panyushkina said that this technology can be used to identify earthquakes and other events that lead to short-term growth effects. If only the width of tree rings is considered, these effects may be missed. Since tree rings reflect the average growth of each year, studies using them to identify earthquakes, volcanic eruptions and tsunamis can only trace events back to the latest at best By combining cell level measurements with carbon isotope data, Mohr and his colleagues were able to lock in time within one month.

Andres iroum é, a hydrologist and forestry scientist at the University of southern Chile who was not involved in the study, said that the logical next step is to repeat the study in different places to see if the technology is suitable for different tree species And climatic conditions. In Chile, foresters often plant fast-growing Monterey pine in arid soils that restrict tree growth. Mohr expects the new method to play the greatest role in similar arid areas, where additional water will lead to greater growth eruptions. He plans to repeat the study with tree cores in Napa Valley, California.
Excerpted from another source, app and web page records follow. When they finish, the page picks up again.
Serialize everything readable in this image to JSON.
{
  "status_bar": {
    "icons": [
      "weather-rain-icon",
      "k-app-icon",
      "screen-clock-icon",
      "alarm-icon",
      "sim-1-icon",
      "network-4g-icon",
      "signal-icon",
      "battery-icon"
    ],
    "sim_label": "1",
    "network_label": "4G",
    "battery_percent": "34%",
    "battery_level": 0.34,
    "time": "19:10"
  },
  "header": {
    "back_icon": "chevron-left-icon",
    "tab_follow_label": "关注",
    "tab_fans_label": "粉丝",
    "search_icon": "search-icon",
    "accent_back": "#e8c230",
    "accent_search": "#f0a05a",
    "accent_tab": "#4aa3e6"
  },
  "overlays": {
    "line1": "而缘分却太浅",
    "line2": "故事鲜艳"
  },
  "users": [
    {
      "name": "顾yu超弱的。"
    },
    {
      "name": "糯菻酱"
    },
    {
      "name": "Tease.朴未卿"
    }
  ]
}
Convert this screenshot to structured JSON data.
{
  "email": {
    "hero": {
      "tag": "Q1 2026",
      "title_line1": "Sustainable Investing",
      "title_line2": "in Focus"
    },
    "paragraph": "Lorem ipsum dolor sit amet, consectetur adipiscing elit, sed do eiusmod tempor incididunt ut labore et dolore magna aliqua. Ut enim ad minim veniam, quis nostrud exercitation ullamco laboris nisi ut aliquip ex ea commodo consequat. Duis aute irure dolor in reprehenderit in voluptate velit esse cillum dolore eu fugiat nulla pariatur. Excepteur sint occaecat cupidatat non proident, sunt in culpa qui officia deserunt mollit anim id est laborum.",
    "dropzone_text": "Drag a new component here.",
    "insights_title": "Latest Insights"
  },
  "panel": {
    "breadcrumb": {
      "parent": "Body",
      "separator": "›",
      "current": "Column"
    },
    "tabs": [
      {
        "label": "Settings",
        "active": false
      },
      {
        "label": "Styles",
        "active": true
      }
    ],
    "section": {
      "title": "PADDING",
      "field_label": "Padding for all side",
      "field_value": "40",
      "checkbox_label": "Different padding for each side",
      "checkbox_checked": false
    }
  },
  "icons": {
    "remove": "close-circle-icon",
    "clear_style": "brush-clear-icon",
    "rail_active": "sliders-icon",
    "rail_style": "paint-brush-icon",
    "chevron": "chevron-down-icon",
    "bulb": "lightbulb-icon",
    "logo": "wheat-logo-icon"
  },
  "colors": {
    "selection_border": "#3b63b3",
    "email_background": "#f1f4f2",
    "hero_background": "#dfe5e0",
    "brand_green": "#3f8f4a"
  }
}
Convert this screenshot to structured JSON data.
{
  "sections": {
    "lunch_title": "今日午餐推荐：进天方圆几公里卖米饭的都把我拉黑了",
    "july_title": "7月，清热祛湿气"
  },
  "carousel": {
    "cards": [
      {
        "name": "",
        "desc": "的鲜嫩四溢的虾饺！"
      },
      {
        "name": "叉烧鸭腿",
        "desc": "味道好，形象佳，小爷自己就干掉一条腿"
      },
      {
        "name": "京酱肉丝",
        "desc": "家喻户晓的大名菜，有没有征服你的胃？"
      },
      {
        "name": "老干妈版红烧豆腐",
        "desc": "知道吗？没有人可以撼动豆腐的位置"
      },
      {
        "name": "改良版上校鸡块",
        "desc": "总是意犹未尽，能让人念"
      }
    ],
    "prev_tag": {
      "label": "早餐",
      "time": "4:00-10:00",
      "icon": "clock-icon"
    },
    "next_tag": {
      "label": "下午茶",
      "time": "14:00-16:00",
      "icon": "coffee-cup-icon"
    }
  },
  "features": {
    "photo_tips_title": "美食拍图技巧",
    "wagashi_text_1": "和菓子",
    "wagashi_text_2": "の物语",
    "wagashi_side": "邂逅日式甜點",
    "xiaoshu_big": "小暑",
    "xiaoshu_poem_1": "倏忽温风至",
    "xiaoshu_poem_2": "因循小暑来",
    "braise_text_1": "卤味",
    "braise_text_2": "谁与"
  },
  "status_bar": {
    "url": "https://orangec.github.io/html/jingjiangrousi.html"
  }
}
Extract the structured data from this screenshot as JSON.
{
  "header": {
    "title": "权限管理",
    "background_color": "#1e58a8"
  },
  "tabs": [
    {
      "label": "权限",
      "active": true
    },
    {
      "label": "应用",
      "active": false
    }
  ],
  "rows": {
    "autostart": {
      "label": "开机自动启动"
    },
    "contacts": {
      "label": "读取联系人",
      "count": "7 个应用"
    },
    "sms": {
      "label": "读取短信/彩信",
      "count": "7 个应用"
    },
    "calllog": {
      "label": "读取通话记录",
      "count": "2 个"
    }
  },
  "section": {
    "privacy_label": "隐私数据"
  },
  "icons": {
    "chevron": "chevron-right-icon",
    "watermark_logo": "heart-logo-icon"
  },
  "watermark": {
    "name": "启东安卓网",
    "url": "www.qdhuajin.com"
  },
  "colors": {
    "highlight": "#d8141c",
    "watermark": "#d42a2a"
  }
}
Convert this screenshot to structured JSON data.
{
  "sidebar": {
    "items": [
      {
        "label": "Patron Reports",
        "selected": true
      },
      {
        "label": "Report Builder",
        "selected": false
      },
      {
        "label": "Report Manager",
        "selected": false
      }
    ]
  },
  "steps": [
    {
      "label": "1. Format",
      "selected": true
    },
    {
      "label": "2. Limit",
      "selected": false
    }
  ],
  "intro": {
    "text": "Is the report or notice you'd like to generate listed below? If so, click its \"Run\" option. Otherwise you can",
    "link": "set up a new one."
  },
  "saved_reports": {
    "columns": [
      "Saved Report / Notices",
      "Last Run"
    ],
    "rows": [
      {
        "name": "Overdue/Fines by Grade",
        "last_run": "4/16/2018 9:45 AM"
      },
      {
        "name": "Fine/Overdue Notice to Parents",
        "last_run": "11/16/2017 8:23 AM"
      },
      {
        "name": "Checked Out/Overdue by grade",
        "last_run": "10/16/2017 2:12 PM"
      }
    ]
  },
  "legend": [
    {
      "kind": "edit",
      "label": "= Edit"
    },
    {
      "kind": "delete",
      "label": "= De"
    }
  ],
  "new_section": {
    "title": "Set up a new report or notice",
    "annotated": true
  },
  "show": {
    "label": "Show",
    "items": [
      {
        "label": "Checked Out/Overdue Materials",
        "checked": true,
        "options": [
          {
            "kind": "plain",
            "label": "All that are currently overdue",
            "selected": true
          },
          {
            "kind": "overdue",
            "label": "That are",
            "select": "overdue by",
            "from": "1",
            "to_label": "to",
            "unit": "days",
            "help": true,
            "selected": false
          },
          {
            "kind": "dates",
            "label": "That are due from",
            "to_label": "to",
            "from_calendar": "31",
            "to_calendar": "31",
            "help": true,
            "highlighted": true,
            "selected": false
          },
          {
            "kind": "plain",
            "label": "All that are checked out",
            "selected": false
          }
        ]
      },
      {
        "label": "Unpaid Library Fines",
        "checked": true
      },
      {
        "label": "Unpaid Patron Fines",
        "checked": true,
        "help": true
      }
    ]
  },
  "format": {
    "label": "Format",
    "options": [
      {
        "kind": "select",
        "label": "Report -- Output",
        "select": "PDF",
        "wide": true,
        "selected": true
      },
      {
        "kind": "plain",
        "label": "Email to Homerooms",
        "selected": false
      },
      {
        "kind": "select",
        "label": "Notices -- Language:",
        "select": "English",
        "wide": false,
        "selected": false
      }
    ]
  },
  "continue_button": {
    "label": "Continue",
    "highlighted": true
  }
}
panyushkina said that this method is still available It can help scientists peep into the past. She predicts that this method may one day help researchers identify short-term disturbances such as earthquakes that occurred thousands of years ago. She says reconstructing a more accurate record of ancient earthquakes and other events affecting groundwater is “important for geology, hydrology and society”. “(these researchers) It provides technology and tools. “